Write out the records once more, exactly as given.

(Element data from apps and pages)
************
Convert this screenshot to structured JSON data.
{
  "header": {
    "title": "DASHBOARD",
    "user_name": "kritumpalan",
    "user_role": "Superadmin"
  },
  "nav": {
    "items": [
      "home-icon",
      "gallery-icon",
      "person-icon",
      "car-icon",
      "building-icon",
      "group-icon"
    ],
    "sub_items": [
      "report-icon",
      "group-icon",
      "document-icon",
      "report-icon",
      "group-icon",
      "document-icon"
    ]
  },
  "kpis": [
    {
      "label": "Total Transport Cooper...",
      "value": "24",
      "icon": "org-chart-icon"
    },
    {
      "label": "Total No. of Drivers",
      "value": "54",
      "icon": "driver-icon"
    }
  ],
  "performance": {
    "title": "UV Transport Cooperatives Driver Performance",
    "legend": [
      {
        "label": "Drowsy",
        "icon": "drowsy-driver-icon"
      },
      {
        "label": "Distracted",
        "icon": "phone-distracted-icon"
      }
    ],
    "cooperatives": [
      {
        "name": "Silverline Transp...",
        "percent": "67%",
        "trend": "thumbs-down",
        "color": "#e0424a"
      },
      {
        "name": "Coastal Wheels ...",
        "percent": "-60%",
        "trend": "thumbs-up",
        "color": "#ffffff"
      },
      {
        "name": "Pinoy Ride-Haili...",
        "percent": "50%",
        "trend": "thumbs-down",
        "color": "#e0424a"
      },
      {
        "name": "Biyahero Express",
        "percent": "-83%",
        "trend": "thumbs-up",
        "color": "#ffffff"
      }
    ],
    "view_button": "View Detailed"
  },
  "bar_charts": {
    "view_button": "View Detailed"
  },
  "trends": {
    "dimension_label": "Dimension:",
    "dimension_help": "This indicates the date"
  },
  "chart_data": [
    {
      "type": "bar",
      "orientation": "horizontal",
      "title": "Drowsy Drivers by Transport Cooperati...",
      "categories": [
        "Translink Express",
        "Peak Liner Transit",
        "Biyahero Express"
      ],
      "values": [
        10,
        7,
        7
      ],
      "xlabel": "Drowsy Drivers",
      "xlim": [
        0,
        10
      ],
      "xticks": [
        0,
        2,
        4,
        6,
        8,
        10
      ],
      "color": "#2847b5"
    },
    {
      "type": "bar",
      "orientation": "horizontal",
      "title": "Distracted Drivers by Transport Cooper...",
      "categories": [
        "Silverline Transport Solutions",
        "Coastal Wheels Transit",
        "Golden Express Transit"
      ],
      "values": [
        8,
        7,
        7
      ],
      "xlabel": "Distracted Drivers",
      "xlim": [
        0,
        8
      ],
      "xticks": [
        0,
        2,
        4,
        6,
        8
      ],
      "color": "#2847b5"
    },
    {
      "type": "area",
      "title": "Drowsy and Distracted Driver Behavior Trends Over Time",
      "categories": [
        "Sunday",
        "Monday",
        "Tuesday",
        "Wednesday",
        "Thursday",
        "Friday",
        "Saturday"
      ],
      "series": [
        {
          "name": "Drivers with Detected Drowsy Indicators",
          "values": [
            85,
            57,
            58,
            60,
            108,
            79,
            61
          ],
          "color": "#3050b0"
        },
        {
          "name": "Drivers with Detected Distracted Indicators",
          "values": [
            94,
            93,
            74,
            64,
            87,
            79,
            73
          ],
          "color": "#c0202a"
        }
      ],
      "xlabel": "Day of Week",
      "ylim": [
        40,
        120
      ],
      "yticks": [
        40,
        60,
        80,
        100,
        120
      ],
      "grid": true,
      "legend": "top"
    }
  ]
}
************
# [SOLVED PROBLEM]
Convert this screenshot to structured JSON data.
{
  "header": {
    "title": "DASHBOARD",
    "user_name": "kritumpalan",
    "user_role": "Superadmin"
  },
  "nav": {
    "items": [
      "home-icon",
      "gallery-icon",
      "person-icon",
      "car-icon",
      "building-icon",
      "group-icon"
    ],
    "sub_items": [
      "report-icon",
      "group-icon",
      "document-icon",
      "report-icon",
      "group-icon",
      "document-icon"
    ]
  },
  "kpis": [
    {
      "label": "Total Transport Cooper...",
      "value": "24",
      "icon": "org-chart-icon"
    },
    {
      "label": "Total No. of Drivers",
      "value": "54",
      "icon": "driver-icon"
    }
  ],
  "performance": {
    "title": "UV Transport Cooperatives Driver Performance",
    "legend": [
      {
        "label": "Drowsy",
        "icon": "drowsy-driver-icon"
      },
      {
        "label": "Distracted",
        "icon": "phone-distracted-icon"
      }
    ],
    "cooperatives": [
      {
        "name": "Silverline Transp...",
        "percent": "67%",
        "trend": "thumbs-down",
        "color": "#e0424a"
      },
      {
        "name": "Coastal Wheels ...",
        "percent": "-60%",
        "trend": "thumbs-up",
        "color": "#ffffff"
      },
      {
        "name": "Pinoy Ride-Haili...",
        "percent": "50%",
        "trend": "thumbs-down",
        "color": "#e0424a"
      },
      {
        "name": "Biyahero Express",
        "percent": "-83%",
        "trend": "thumbs-up",
        "color": "#ffffff"
      }
    ],
    "view_button": "View Detailed"
  },
  "bar_charts": {
    "view_button": "View Detailed"
  },
  "trends": {
    "dimension_label": "Dimension:",
    "dimension_help": "This indicates the date"
  },
  "chart_data": [
    {
      "type": "bar",
      "orientation": "horizontal",
      "title": "Drowsy Drivers by Transport Cooperati...",
      "categories": [
        "Translink Express",
        "Peak Liner Transit",
        "Biyahero Express"
      ],
      "values": [
        10,
        7,
        7
      ],
      "xlabel": "Drowsy Drivers",
      "xlim": [
        0,
        10
      ],
      "xticks": [
        0,
        2,
        4,
        6,
        8,
        10
      ],
      "color": "#2847b5"
    },
    {
      "type": "bar",
      "orientation": "horizontal",
      "title": "Distracted Drivers by Transport Cooper...",
      "categories": [
        "Silverline Transport Solutions",
        "Coastal Wheels Transit",
        "Golden Express Transit"
      ],
      "values": [
        8,
        7,
        7
      ],
      "xlabel": "Distracted Drivers",
      "xlim": [
        0,
        8
      ],
      "xticks": [
        0,
        2,
        4,
        6,
        8
      ],
      "color": "#2847b5"
    },
    {
      "type": "area",
      "title": "Drowsy and Distracted Driver Behavior Trends Over Time",
      "categories": [
        "Sunday",
        "Monday",
        "Tuesday",
        "Wednesday",
        "Thursday",
        "Friday",
        "Saturday"
      ],
      "series": [
        {
          "name": "Drivers with Detected Drowsy Indicators",
          "values": [
            85,
            57,
            58,
            60,
            108,
            79,
            61
          ],
          "color": "#3050b0"
        },
        {
          "name": "Drivers with Detected Distracted Indicators",
          "values": [
            94,
            93,
            74,
            64,
            87,
            79,
            73
          ],
          "color": "#c0202a"
        }
      ],
      "xlabel": "Day of Week",
      "ylim": [
        40,
        120
      ],
      "yticks": [
        40,
        60,
        80,
        100,
        120
      ],
      "grid": true,
      "legend": "top"
    }
  ]
}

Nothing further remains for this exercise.